→ **WORK ITEM**
Look over the material for the string "this". Copy every line where it turns up.

→ **INFORMATION SUPPLIED**
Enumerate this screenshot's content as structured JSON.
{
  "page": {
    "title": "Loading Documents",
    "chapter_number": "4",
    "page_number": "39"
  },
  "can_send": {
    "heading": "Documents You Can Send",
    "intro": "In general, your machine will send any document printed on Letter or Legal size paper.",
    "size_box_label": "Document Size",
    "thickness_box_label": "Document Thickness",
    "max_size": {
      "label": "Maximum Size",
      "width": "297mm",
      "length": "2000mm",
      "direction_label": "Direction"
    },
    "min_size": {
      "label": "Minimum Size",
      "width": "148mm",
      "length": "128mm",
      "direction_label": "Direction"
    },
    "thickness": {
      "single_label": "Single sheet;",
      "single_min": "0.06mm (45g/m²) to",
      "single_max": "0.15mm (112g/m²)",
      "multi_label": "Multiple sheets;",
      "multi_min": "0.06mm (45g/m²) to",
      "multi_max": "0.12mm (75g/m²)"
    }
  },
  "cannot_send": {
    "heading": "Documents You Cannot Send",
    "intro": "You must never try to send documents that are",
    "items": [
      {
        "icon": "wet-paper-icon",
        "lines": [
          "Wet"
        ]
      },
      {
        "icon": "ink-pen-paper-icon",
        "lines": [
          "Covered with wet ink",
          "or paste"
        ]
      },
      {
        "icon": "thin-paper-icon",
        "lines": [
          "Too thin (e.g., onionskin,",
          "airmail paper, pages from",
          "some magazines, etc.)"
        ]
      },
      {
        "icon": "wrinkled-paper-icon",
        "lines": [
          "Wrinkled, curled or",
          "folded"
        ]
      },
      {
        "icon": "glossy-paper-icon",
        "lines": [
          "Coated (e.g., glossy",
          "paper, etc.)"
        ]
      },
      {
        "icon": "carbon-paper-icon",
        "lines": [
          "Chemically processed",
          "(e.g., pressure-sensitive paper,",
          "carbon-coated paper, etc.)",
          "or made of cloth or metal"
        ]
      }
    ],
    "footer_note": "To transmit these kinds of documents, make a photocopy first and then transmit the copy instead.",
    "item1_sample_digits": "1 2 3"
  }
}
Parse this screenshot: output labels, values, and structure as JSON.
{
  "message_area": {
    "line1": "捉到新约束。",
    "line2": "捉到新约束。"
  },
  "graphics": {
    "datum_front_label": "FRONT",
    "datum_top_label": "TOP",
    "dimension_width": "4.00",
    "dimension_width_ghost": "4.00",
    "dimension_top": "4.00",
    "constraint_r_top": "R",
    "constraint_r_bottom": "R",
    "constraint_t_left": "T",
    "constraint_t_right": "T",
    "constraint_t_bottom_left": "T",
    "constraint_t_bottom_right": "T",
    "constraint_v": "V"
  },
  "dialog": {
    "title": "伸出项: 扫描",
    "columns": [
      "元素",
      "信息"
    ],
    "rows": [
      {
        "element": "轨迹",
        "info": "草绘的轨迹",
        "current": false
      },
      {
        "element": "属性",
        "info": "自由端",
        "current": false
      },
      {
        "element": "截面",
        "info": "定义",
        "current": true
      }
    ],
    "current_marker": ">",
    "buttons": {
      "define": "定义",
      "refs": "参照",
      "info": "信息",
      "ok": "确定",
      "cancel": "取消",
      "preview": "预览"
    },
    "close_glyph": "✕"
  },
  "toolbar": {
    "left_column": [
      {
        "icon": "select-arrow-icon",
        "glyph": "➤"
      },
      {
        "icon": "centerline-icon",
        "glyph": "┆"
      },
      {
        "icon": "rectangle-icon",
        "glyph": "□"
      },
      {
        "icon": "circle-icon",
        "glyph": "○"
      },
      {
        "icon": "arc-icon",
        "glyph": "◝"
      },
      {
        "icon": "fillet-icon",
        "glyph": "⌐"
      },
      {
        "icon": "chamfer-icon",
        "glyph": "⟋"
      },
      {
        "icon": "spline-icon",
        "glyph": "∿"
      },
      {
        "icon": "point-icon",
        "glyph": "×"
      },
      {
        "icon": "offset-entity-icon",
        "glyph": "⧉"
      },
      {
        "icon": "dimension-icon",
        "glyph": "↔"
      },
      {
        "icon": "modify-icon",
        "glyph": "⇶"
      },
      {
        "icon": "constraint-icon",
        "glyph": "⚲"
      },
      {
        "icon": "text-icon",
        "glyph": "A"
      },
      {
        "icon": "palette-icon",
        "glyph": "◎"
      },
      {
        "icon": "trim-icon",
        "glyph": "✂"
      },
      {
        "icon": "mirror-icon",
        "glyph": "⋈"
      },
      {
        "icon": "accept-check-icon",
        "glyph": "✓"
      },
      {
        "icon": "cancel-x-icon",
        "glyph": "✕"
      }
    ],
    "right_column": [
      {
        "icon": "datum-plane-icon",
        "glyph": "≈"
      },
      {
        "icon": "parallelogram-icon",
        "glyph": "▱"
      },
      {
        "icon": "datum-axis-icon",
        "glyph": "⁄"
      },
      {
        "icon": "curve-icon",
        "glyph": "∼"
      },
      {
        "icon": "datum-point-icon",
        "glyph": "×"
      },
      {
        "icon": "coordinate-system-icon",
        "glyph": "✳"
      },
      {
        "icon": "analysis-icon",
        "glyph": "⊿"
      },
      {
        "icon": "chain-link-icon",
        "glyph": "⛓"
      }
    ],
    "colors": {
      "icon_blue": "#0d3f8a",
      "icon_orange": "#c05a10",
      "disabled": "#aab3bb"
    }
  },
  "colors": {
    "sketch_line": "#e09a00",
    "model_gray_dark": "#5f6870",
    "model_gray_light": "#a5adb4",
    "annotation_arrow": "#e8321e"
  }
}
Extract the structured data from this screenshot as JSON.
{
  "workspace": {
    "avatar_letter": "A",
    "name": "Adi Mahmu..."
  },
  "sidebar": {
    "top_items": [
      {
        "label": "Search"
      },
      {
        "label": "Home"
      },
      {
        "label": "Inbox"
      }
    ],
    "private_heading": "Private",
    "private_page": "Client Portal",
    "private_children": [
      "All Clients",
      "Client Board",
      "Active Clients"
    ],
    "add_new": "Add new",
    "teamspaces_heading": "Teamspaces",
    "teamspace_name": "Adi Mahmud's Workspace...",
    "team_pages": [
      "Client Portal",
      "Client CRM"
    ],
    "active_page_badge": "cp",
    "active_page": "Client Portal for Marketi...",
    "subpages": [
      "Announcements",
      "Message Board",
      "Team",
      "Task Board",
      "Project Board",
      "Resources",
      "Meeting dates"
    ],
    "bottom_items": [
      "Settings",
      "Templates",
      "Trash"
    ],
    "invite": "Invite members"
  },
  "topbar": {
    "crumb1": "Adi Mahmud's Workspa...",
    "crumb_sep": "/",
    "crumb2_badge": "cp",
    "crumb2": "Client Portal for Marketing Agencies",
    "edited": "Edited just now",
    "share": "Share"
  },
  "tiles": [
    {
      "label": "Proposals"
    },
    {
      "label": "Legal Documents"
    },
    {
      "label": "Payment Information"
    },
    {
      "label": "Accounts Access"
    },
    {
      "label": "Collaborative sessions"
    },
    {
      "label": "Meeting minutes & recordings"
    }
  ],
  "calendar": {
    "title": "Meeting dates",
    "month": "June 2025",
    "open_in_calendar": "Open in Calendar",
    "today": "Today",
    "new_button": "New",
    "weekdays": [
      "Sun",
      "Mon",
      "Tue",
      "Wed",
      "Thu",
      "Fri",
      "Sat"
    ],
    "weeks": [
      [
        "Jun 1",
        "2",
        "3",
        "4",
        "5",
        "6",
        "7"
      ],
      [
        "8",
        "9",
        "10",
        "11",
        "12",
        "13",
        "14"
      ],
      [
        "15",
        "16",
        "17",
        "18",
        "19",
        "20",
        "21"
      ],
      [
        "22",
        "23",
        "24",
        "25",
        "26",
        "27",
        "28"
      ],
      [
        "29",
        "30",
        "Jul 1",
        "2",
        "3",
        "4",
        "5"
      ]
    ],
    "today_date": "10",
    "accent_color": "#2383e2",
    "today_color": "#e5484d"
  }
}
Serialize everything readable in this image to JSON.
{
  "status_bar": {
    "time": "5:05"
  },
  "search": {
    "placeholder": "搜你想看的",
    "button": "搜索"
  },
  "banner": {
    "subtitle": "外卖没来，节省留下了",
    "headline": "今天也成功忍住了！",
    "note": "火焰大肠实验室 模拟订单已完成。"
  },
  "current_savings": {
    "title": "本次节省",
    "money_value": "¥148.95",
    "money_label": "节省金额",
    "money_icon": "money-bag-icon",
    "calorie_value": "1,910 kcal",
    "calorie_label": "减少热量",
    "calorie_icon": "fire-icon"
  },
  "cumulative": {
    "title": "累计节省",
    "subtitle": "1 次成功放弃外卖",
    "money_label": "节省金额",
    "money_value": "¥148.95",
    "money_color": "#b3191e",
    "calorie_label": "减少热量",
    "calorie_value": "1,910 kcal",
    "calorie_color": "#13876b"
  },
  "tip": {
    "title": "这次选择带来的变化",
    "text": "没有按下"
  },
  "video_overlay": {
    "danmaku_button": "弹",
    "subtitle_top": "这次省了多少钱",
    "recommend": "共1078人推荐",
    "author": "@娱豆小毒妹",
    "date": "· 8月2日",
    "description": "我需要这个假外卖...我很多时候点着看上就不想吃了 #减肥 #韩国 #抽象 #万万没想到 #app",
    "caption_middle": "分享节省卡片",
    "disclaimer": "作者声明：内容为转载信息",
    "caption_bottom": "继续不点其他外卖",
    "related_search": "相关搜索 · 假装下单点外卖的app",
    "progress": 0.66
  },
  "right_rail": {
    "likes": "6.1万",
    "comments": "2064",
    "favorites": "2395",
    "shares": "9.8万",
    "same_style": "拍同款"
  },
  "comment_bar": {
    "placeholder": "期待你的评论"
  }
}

→ **EXERCISE OUTPUT**
Enumerate this screenshot's content as structured JSON.
Parse this screenshot: output labels, values, and structure as JSON.
Extract the structured data from this screenshot as JSON.
Serialize everything readable in this image to JSON.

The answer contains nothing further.